© 2020 iido

 

C Battle – A Poem for My Cousin

The sun sets on your battle with the C

It’s orange rays shining sadness on a war

Well-fought but ending in irreplaceable loss

There should be no shame in your choice

Although the disappointment is heavy

Like the curtain of dark clouds that await the sun’s last bow

Look towards the beacon of light – it is not as distant as it seems

Only good memories will be in the spotlight

Hold your head high and savor the last notes

As they crescendo like those

Cresting waves of C that sought to bring you under

Your choice to let go deserves applause and a standing ovation

Rest, then ready your sail for the next adventure

Image credit- Pixabay-Thommas

This poem was written for Sadje’s “What do you see?” Picture Challenge #26 and Patrick’s Pic and a Word Challenge #229 – Choices.

I also wrote it for my cousin in Texas who is in the last stages of cancer. She was diagnosed with breast cancer several years ago. She beat it once but when it returned again, the prognosis was not as good. They didn’t think she would make it to Christmas of last year so we held a huge birthday party for her in September. But she held on, and had time to visit with family here and in the Philippines. Through it all, she was in extreme pain and had lost the use of one side of her body. This past week, she took a turn for the worse and was admitted to the hospital. She decided that she was done fighting. Yesterday morning, she had minor surgery to insert some tubes so she could be more comfortable. She will be saying her final goodbyes this weekend and has decided that she wants to go home to die instead of to a hospice.

When I saw Sadje’s picture prompt, I wasn’t sure what to make of it at first. Then I started getting news of my cousin and the week flew by. This morning, I looked at the picture again and I finally noticed the lighthouse in the distance – a beacon of hope in this intense picture.

Patrick’s prompt (like so many of his prompts) resonated with what I was experiencing this week.
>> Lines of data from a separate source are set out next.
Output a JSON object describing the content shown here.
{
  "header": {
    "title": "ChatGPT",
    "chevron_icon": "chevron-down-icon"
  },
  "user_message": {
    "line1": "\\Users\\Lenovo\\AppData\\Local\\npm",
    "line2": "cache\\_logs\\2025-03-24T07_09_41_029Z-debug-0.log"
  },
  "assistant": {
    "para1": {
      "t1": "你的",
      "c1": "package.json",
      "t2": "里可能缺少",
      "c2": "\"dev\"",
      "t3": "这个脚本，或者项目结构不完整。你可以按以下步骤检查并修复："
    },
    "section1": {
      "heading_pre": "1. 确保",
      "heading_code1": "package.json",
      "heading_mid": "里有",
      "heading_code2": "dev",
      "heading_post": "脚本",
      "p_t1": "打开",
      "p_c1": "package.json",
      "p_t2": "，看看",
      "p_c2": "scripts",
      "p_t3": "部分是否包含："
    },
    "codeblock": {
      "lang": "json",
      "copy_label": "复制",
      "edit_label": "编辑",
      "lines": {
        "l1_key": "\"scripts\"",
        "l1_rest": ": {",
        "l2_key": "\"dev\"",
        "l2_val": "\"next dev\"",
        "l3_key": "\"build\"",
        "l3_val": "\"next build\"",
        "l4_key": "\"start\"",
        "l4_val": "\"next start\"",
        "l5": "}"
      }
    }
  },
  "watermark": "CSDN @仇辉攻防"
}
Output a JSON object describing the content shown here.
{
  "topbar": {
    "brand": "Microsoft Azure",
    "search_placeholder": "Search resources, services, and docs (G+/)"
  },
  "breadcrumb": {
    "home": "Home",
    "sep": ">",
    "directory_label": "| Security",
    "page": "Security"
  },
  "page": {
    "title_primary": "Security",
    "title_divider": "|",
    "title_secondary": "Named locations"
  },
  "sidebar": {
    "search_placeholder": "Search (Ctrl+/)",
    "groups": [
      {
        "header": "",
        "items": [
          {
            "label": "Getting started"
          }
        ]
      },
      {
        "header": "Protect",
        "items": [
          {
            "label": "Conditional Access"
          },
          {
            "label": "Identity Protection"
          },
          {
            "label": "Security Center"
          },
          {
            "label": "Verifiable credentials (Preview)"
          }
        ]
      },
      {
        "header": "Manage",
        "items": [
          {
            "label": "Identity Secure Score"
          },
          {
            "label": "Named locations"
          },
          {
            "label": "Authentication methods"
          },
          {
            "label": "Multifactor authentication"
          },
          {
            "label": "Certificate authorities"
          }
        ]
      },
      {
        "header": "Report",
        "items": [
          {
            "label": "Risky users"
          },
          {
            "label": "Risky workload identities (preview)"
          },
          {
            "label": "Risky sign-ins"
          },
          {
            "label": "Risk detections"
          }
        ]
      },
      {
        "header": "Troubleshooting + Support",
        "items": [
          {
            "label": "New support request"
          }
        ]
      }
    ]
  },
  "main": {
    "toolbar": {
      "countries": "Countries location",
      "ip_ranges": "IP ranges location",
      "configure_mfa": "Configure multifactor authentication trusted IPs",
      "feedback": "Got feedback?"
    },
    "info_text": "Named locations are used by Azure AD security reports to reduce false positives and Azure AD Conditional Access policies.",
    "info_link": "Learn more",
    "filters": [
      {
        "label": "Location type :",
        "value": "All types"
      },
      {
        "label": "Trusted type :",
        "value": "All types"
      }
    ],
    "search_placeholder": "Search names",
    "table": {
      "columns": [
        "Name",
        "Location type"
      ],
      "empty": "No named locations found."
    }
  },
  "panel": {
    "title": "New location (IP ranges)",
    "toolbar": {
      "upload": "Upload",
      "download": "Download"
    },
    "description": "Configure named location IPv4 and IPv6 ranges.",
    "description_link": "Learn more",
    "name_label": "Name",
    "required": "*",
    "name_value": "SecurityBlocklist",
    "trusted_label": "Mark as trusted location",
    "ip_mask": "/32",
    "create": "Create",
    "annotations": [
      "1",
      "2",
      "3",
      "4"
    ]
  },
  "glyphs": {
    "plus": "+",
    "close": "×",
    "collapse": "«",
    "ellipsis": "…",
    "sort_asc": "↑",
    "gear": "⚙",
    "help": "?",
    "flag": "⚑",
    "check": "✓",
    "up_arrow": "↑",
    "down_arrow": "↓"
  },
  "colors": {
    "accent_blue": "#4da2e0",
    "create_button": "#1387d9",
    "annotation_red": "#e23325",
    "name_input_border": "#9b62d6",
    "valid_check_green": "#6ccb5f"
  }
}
I know making this choice is a painful one for my cousin, but it is what is right for her. She leaves behind two young adult daughters, both her parents and stepparents, two siblings and their children, and all of us, cousins and our families.

Amidst this pandemic, the ebb and flow of illness and health, life and death, happiness and sadness still occur.

(c) 2020 iido